Find the lines in the records that carry the word "this". Copy each one.

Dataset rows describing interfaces
--*--

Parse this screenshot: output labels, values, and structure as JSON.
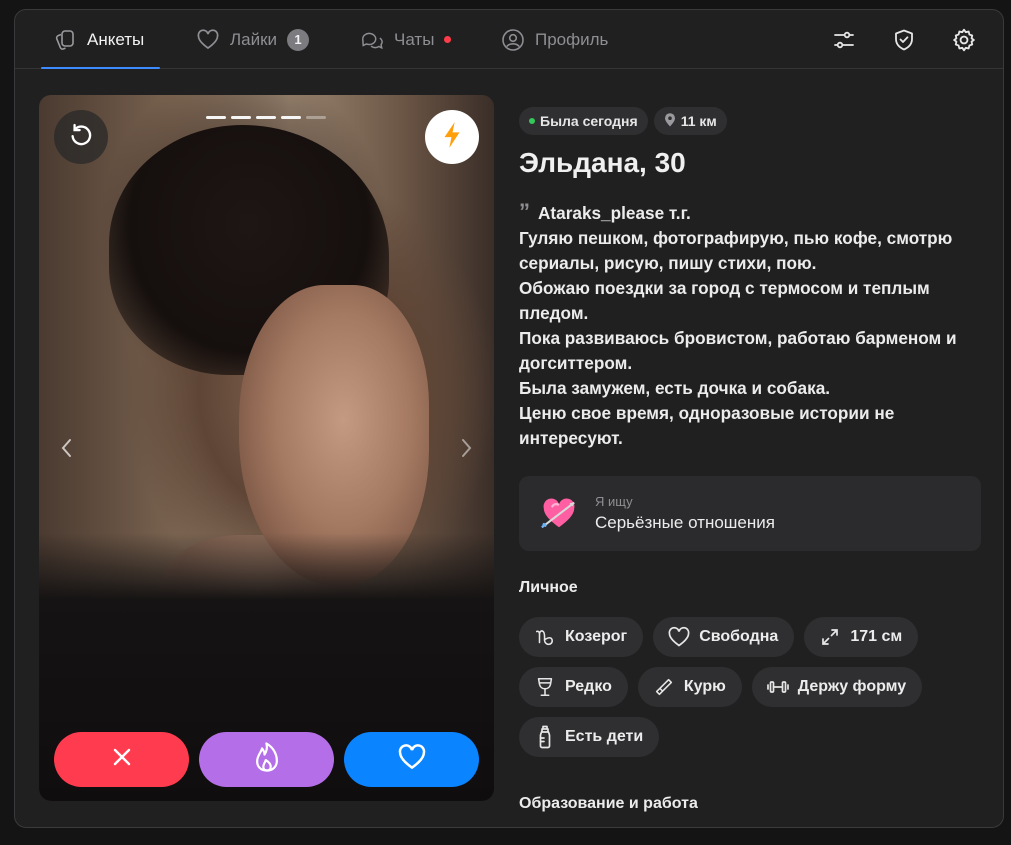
{
  "nav": {
    "tabs": [
      {
        "label": "Анкеты",
        "icon": "cards-icon",
        "active": true
      },
      {
        "label": "Лайки",
        "icon": "heart-icon",
        "badge": "1"
      },
      {
        "label": "Чаты",
        "icon": "chats-icon",
        "unread_dot": true
      },
      {
        "label": "Профиль",
        "icon": "profile-icon"
      }
    ],
    "actions": [
      "filters-icon",
      "shield-check-icon",
      "settings-gear-icon"
    ]
  },
  "photo": {
    "total": 5,
    "current": 4,
    "buttons": [
      "undo-icon",
      "boost-lightning-icon"
    ],
    "actions": [
      {
        "name": "dislike-button",
        "icon": "close-icon",
        "color": "#ff3b4f"
      },
      {
        "name": "superlike-button",
        "icon": "flame-icon",
        "color": "#b46ee8"
      },
      {
        "name": "like-button",
        "icon": "heart-icon",
        "color": "#0a84ff"
      }
    ]
  },
  "profile": {
    "status": "Была сегодня",
    "distance": "11 км",
    "name": "Эльдана, 30",
    "bio_lines": [
      "Ataraks_please т.г.",
      "Гуляю пешком, фотографирую, пью кофе, смотрю сериалы, рисую, пишу стихи, пою.",
      "Обожаю поездки за город с термосом и теплым пледом.",
      "Пока развиваюсь бровистом, работаю барменом и догситтером.",
      "Была замужем, есть дочка и собака.",
      "Ценю свое время, одноразовые истории не интересуют."
    ],
    "looking_for": {
      "label": "Я ищу",
      "value": "Серьёзные отношения"
    },
    "personal_title": "Личное",
    "tags": [
      {
        "label": "Козерог",
        "icon": "capricorn-icon"
      },
      {
        "label": "Свободна",
        "icon": "heart-outline-icon"
      },
      {
        "label": "171 см",
        "icon": "height-arrows-icon"
      },
      {
        "label": "Редко",
        "icon": "wine-glass-icon"
      },
      {
        "label": "Курю",
        "icon": "cigarette-icon"
      },
      {
        "label": "Держу форму",
        "icon": "dumbbell-icon"
      },
      {
        "label": "Есть дети",
        "icon": "baby-bottle-icon"
      }
    ],
    "education_title": "Образование и работа"
  },
  "colors": {
    "accent": "#3d8bff",
    "online": "#34c759",
    "badge_red": "#ff3b4a"
  }
}
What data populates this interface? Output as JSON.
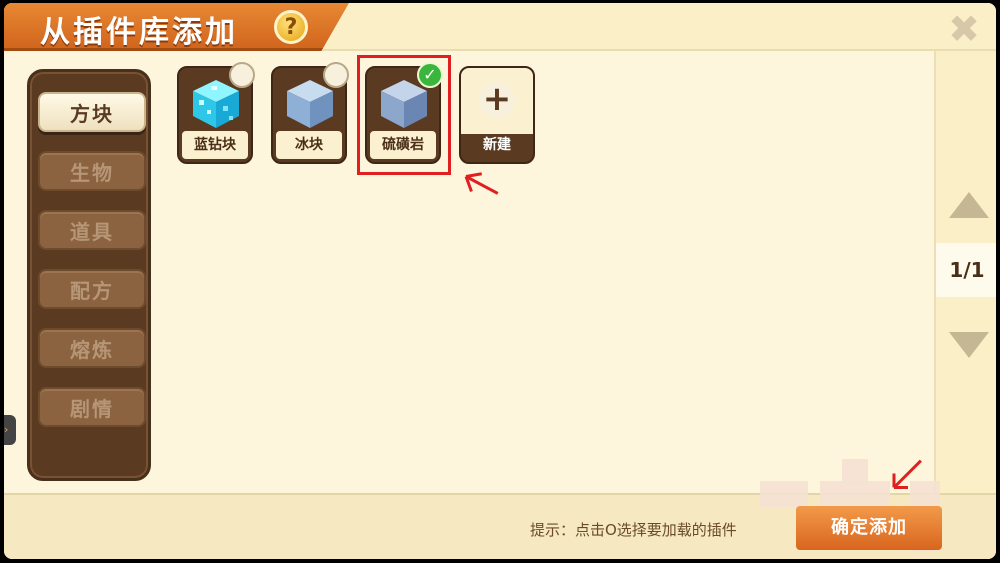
{
  "header": {
    "title": "从插件库添加",
    "help_symbol": "?",
    "close_symbol": "✖"
  },
  "sidebar": {
    "items": [
      {
        "label": "方块",
        "active": true
      },
      {
        "label": "生物",
        "active": false
      },
      {
        "label": "道具",
        "active": false
      },
      {
        "label": "配方",
        "active": false
      },
      {
        "label": "熔炼",
        "active": false
      },
      {
        "label": "剧情",
        "active": false
      }
    ]
  },
  "plugins": [
    {
      "label": "蓝钻块",
      "icon": "diamond-block-icon",
      "selected": false
    },
    {
      "label": "冰块",
      "icon": "ice-block-icon",
      "selected": false
    },
    {
      "label": "硫磺岩",
      "icon": "sulfur-rock-icon",
      "selected": true
    }
  ],
  "new_tile": {
    "label": "新建",
    "symbol": "+"
  },
  "pager": {
    "page": "1/1"
  },
  "footer": {
    "hint": "提示：点击O选择要加载的插件",
    "confirm_label": "确定添加"
  },
  "colors": {
    "accent": "#d9651f",
    "panel": "#5b3a22",
    "highlight": "#e02020",
    "check": "#3bb63d"
  }
}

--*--

- **Solution to the problem**:
Parse this screenshot: output labels, values, and structure as JSON.
What data populates this interface? Output as JSON.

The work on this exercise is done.